malware

Did malware break my laptop?

Episode 1383

Janet from Santa Monica, CA
Apple MacBook Air

Janet has a 2014 MacBook Air and she's got malware. Leo says it's very rare to get malware on the mac, so it's unlikely. Janet is getting redirected to other sites. That's a browser hijack, not a virus. It's malware, but it's browser level malware. The laptop has also died as a result. Leo says that hardware can die, especially a laptop that's being carried around. A MacBook Air may be more prone because it's so thin. It could also just be a bad logic board or diode on it. It's not related to the malware/browser hijack issue, though. It doesn't work that way.

Has my browser been hijacked?

Episode 1383

Doug from St. Louis, MO
Chrome Reset

Doug's in laws are getting popups in Chrome using Facebook that malware is on their machine asking them to download something. Leo says that is a fishing scam trying to get them to download and install something. Leo suspects that there is a malicious extension in Chrome that is causing it. Leo suggests resetting Chrome to wipe out everything. They'll have to reinstall the extensions, but it's the only way to be sure. They should go to Settings and search for Reset. That'll make it go away.

Has my computer been hacked?

Episode 1382

Art from California
Hacker

Art opened his computer and something took control of Chrome and wouldn't let him shut down the app or his computer. Has he been hacked? Leo says not to panic. It's likely a javascript instruction that hacked a website. He can always force quit his browser to get out of it. He can do that by pressing Ctrl-Alt-Delete to open the task manager for Windows. On macOS, press Option-Command-Escape and Force Quit the app.

PDoS Attack Bots Are Destroying Poorly Secured Devices

Episode 1378

We're familiar with DDoS attacks, which are "Distributed Denial of Service" attacks, but there's a new form of attack that's been happening online lately. It's called PDoS, or "Permanent Denial of Service," which actually bricks the device, destroying it permanently. The rationale is that if these devices weren't bricked, someone else would use it for a DDoS attack.

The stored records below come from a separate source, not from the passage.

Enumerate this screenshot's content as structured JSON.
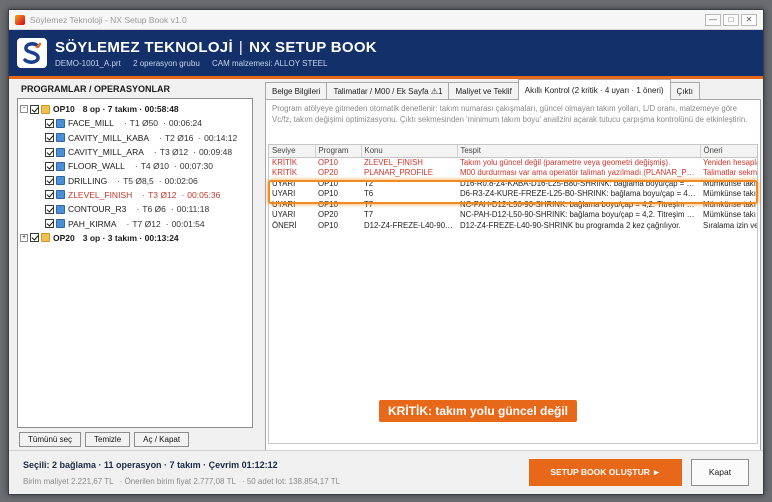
{
  "window": {
    "title": "Söylemez Teknoloji - NX Setup Book v1.0",
    "controls": {
      "minimize": "—",
      "maximize": "□",
      "close": "✕"
    }
  },
  "header": {
    "company": "SÖYLEMEZ TEKNOLOJİ",
    "separator": "|",
    "product": "NX SETUP BOOK",
    "file": "DEMO-1001_A.prt",
    "groups": "2 operasyon grubu",
    "material": "CAM malzemesi: ALLOY STEEL",
    "colors": {
      "header_bg": "#14306a",
      "accent": "#e8681a"
    }
  },
  "left": {
    "title": "PROGRAMLAR / OPERASYONLAR",
    "groups": [
      {
        "expander": "-",
        "name": "OP10",
        "summary": "8 op · 7 takım · 00:58:48",
        "ops": [
          {
            "name": "FACE_MILL",
            "tool": "T1 Ø50",
            "time": "00:06:24",
            "warn": false
          },
          {
            "name": "CAVITY_MILL_KABA",
            "tool": "T2 Ø16",
            "time": "00:14:12",
            "warn": false
          },
          {
            "name": "CAVITY_MILL_ARA",
            "tool": "T3 Ø12",
            "time": "00:09:48",
            "warn": false
          },
          {
            "name": "FLOOR_WALL",
            "tool": "T4 Ø10",
            "time": "00:07:30",
            "warn": false
          },
          {
            "name": "DRILLING",
            "tool": "T5 Ø8,5",
            "time": "00:02:06",
            "warn": false
          },
          {
            "name": "ZLEVEL_FINISH",
            "tool": "T3 Ø12",
            "time": "00:05:36",
            "warn": true
          },
          {
            "name": "CONTOUR_R3",
            "tool": "T6 Ø6",
            "time": "00:11:18",
            "warn": false
          },
          {
            "name": "PAH_KIRMA",
            "tool": "T7 Ø12",
            "time": "00:01:54",
            "warn": false
          }
        ]
      },
      {
        "expander": "+",
        "name": "OP20",
        "summary": "3 op · 3 takım · 00:13:24",
        "ops": []
      }
    ],
    "buttons": {
      "select_all": "Tümünü seç",
      "clear": "Temizle",
      "toggle": "Aç / Kapat"
    }
  },
  "tabs": [
    {
      "label": "Belge Bilgileri",
      "active": false
    },
    {
      "label": "Talimatlar / M00 / Ek Sayfa ⚠1",
      "active": false
    },
    {
      "label": "Maliyet ve Teklif",
      "active": false
    },
    {
      "label": "Akıllı Kontrol  (2 kritik · 4 uyarı · 1 öneri)",
      "active": true
    },
    {
      "label": "Çıktı",
      "active": false
    }
  ],
  "check": {
    "description": "Program atölyeye gitmeden otomatik denetlenir: takım numarası çakışmaları, güncel olmayan takım yolları, L/D oranı, malzemeye göre Vc/fz, takım değişimi optimizasyonu. Çıktı sekmesinden 'minimum takım boyu' analizini açarak tutucu çarpışma kontrolünü de etkinleştirin.",
    "columns": [
      "Seviye",
      "Program",
      "Konu",
      "Tespit",
      "Öneri"
    ],
    "rows": [
      {
        "level": "KRİTİK",
        "program": "OP10",
        "topic": "ZLEVEL_FINISH",
        "finding": "Takım yolu güncel değil (parametre veya geometri değişmiş).",
        "suggestion": "Yeniden hesapla",
        "kritik": true
      },
      {
        "level": "KRİTİK",
        "program": "OP20",
        "topic": "PLANAR_PROFILE",
        "finding": "M00 durdurması var ama operatör talimatı yazılmadı (PLANAR_PRO...",
        "suggestion": "Talimatlar sekmesi",
        "kritik": true
      },
      {
        "level": "UYARI",
        "program": "OP10",
        "topic": "T2",
        "finding": "D16-R0.8-Z4-KABA-D16-L25-B80-SHRINK: bağlama boyu/çap = 4,1. Ti...",
        "suggestion": "Mümkünse takı",
        "kritik": false
      },
      {
        "level": "UYARI",
        "program": "OP10",
        "topic": "T6",
        "finding": "D6-R3-Z4-KURE-FREZE-L25-B0-SHRINK: bağlama boyu/çap = 4,2. Ti...",
        "suggestion": "Mümkünse takı",
        "kritik": false
      },
      {
        "level": "UYARI",
        "program": "OP10",
        "topic": "T7",
        "finding": "NC-PAH-D12-L50-90-SHRINK: bağlama boyu/çap = 4,2. Titreşim ris...",
        "suggestion": "Mümkünse takı",
        "kritik": false
      },
      {
        "level": "UYARI",
        "program": "OP20",
        "topic": "T7",
        "finding": "NC-PAH-D12-L50-90-SHRINK: bağlama boyu/çap = 4,2. Titreşim ris...",
        "suggestion": "Mümkünse takı",
        "kritik": false
      },
      {
        "level": "ÖNERİ",
        "program": "OP10",
        "topic": "D12-Z4-FREZE-L40-90-S...",
        "finding": "D12-Z4-FREZE-L40-90-SHRINK bu programda 2 kez çağrılıyor.",
        "suggestion": "Sıralama izin ve",
        "kritik": false
      }
    ],
    "callout": "KRİTİK: takım yolu güncel değil"
  },
  "footer": {
    "summary": "Seçili: 2 bağlama · 11 operasyon · 7 takım · Çevrim 01:12:12",
    "unit_cost": "Birim maliyet 2.221,67 TL",
    "recommended_price": "Önerilen birim fiyat 2.777,08 TL",
    "lot_total": "50 adet lot: 138.854,17 TL",
    "create_button": "SETUP BOOK OLUŞTUR  ►",
    "close_button": "Kapat"
  }
}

Should I call the 800 number on a popup?

Episode 1379

Lisa from Palo Alto, CA
Hacker

Lisa went to a website and she got a pop up notification that her computer was infected and to call an 800 number to Microsoft. Leo says not to ever call them -- just exit the popup and move on. It's not infected and those popups are designed to insnare users. It's called a phishing scam. Lisa did it anyway, though, and gave them control of a computer. Leo says that's bad news because she doesn't really know what the hacker's done. He can install viruses on her or turn it into a bot, a keystroke logger, and use remote access to turn on her camera.

Can the Fix Me Stick remove viruses?

Jimmy from Los Angeles, CA

Episode 1368

Jimmy wants to know if the Fix Me Stick can remove viruses from his computer. Leo says don't get since it won't provide you with anything additional that you can already download from the internet. The most important thing to look for in antivirus software is the frequency of updates. You can also make your own "fix me stick". Antivirus software gives you a false sense of security. Windows existing security software is adequate and updated often. It's best to practice safe computing. Don't click on links and don't take candy from strangers. Be smart online.

Do I have a virus?

Paul from Rochester, NY

Episode 1368

Paul got a notice through Malware bytes that he a virus, but he can't seem to get rid of it. It keeps coming back. What gives? Leo says that it may not be malware at all. it could be a false positive. But the only real way to get rid of it, if it is, is to back up your data and reinstall windows from a known good source. You could also reboot into safe mode, then remove it. That could enable it to be removed without reloading. But Leo's betting it's not malware at all. Sometimes Malware bytes causes more trouble.